Lines from the listing below that contain the string "false" are to be reported.
○ ○ ○ ○ ○ ○ ○
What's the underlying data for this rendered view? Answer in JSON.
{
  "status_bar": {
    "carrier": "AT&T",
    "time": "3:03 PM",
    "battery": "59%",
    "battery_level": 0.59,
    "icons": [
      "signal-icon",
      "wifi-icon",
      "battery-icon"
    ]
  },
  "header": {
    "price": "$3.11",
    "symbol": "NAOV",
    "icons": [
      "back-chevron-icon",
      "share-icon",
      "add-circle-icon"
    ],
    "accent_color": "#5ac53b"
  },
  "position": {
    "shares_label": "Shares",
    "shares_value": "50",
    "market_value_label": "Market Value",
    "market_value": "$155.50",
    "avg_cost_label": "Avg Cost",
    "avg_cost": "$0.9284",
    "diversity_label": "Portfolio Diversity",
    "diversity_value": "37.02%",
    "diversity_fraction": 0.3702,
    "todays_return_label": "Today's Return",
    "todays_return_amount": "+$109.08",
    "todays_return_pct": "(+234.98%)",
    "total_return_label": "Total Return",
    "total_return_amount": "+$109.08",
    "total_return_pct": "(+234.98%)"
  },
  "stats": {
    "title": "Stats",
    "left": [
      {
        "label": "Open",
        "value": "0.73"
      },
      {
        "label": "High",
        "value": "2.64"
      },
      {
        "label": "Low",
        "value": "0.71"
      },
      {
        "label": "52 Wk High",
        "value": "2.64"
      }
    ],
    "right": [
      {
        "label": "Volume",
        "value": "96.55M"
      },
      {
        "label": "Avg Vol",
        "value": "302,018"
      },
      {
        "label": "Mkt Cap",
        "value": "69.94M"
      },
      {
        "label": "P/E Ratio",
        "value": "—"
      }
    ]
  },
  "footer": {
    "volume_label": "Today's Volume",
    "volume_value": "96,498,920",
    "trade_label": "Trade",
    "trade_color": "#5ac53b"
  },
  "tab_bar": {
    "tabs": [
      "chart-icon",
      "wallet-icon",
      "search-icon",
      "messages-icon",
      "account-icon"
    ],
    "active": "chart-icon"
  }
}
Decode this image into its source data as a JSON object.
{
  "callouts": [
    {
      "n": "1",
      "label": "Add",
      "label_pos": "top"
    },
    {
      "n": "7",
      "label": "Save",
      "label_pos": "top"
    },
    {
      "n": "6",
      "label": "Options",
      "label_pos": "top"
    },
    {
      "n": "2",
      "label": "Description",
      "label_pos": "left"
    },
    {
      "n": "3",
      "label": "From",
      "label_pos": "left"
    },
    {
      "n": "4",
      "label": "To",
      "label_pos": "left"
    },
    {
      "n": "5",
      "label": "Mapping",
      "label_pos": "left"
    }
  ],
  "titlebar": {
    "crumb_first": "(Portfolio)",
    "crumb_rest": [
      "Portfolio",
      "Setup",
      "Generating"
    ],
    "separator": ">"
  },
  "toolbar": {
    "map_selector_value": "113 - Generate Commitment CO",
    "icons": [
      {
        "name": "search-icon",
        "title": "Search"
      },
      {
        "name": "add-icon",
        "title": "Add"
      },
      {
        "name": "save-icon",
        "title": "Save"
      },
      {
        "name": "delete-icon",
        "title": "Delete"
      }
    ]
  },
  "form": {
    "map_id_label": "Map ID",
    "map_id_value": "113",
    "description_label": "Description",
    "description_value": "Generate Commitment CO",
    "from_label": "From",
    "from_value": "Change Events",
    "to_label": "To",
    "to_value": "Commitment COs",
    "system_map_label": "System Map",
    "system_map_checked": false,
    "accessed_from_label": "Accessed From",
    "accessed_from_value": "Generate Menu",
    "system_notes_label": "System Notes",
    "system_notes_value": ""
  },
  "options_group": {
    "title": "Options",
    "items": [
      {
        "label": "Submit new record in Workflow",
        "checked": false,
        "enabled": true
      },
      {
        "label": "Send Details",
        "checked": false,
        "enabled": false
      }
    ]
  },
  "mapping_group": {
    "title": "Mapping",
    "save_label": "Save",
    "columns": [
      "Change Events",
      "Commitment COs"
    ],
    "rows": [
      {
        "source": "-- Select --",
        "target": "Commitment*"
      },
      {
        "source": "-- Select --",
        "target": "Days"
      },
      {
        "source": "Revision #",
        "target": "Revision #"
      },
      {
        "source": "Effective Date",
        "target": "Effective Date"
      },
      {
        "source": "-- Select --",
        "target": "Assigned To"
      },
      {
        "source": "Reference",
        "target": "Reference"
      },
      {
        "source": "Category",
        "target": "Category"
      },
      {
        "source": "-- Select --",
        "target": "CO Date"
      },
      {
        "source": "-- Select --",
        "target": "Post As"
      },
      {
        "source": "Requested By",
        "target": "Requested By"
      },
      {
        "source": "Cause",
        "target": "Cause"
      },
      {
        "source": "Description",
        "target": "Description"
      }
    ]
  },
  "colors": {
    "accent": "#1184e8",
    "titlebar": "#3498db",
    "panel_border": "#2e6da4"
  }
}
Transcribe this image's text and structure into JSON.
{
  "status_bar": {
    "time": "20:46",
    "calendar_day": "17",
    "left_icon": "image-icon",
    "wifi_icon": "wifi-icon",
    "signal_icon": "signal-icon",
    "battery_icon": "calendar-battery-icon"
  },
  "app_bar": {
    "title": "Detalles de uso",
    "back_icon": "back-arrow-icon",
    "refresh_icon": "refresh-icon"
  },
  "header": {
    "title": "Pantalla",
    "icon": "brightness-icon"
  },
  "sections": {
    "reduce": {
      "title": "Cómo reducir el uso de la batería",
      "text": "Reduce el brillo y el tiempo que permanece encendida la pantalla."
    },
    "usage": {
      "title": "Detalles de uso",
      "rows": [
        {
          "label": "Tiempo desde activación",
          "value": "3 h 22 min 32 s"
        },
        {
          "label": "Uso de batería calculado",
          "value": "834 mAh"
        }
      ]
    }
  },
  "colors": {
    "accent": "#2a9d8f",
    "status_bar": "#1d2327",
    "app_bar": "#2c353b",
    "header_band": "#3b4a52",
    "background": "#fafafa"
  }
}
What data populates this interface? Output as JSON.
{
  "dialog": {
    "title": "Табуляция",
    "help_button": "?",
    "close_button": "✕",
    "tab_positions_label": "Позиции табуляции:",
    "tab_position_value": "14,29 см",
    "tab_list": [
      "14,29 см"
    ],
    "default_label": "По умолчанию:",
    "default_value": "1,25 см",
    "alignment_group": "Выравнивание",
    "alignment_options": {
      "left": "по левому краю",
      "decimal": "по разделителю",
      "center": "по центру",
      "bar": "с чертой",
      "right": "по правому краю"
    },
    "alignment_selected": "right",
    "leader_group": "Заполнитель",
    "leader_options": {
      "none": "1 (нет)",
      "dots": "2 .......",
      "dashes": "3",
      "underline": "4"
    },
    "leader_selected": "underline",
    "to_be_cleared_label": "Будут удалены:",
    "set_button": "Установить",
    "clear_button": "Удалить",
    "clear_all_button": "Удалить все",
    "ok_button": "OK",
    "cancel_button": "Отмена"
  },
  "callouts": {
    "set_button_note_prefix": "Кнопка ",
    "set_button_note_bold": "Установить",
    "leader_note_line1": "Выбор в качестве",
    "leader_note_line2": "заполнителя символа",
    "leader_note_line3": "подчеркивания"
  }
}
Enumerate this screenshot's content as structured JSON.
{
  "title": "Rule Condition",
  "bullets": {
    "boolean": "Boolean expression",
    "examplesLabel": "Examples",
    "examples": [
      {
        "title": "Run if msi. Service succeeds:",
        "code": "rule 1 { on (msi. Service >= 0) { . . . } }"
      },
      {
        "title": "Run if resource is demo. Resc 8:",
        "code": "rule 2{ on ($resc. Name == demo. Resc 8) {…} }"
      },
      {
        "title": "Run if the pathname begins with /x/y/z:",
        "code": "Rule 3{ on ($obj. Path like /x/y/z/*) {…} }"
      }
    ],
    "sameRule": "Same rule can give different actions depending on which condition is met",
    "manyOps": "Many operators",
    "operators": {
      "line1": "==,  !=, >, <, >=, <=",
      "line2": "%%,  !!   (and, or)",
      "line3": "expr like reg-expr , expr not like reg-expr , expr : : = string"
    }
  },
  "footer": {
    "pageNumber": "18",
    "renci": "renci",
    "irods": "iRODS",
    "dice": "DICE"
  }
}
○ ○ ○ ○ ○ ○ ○
=== Exercise output ===
    "system_map_checked": false,
        "checked": false,
        "checked": false,
        "enabled": false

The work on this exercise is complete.